Li Yining, one of China's leading economists, said on Friday that China is facing a pressing challenge of preventing inflation turning into stagflation.
He said stagflation, the co-existence of high unemployment and high inflation, might occur if improper measures were taken to fight inflation so as to disrupt market expectations, or the economy failed to survive the global slowdown.
Improper anti-inflation measures may lead to investors shying away, widespread unemployment worries or hard times for small and medium-sized companies, resulting in frustrated consumption, Li told the Second Meeting of the Standing Committee of the 11th National Committee of the Chinese People's Political Conference (CPPCC), the country's political advisory body.
The global slowdown, on the other hand, would affect the domestic production and consumption or employment by cutting exports, and it could also lead to outflows of capital, said Li, a member of the Standing Committee.
The economist said China should continue to take a firm grip on the country's foreign exchange flows, and be alert to problems that might occur in the context of a global slowdown given the huge forex reserves.
He said the government should not over-reach itself in fighting inflation or be misled by the concept that only a low inflation rate would be a complete success in the anti-inflation campaign.
"The inflation rate, if controlled at about 60 percent of the growth rate, would be appropriate, such as keeping the rate at around six percent for a 10-percent growth in economy," he said.
The country's inflation rate hit an 11-year high of 8.7 percent in February, and eased to 7.7 percent in May, still above the government-set goal of three percent for the whole year.
He said the national economy was running on a good course, according to economic data, despite new challenges from home and abroad including the may 12 earthquake.

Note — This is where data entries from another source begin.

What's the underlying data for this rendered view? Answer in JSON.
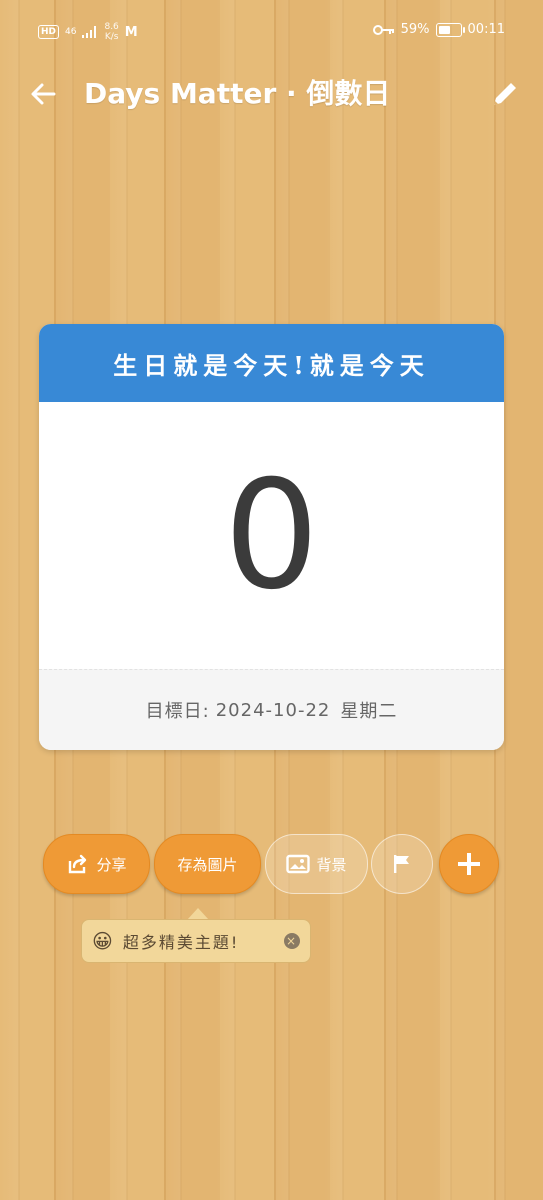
{
  "status_bar": {
    "hd": "HD",
    "network": "46",
    "speed_value": "8.6",
    "speed_unit": "K/s",
    "gmail": "M",
    "battery_percent": "59%",
    "battery_level": 0.59,
    "time": "00:11"
  },
  "app_bar": {
    "title": "Days Matter · 倒數日",
    "back_icon": "arrow-left-icon",
    "edit_icon": "pencil-icon"
  },
  "card": {
    "title": "生日就是今天!就是今天",
    "count": "0",
    "target_label": "目標日:",
    "target_date": "2024-10-22",
    "weekday": "星期二",
    "header_color": "#3889d6"
  },
  "actions": {
    "share": "分享",
    "save_image": "存為圖片",
    "background": "背景"
  },
  "tooltip": {
    "emoji": "😀",
    "text": "超多精美主題!"
  },
  "colors": {
    "accent": "#ef9a36",
    "wood": "#e0b26d"
  }
}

However, the government needed to take the risks of stagflation into consideration when tuning the macro control policies in the next half, he added.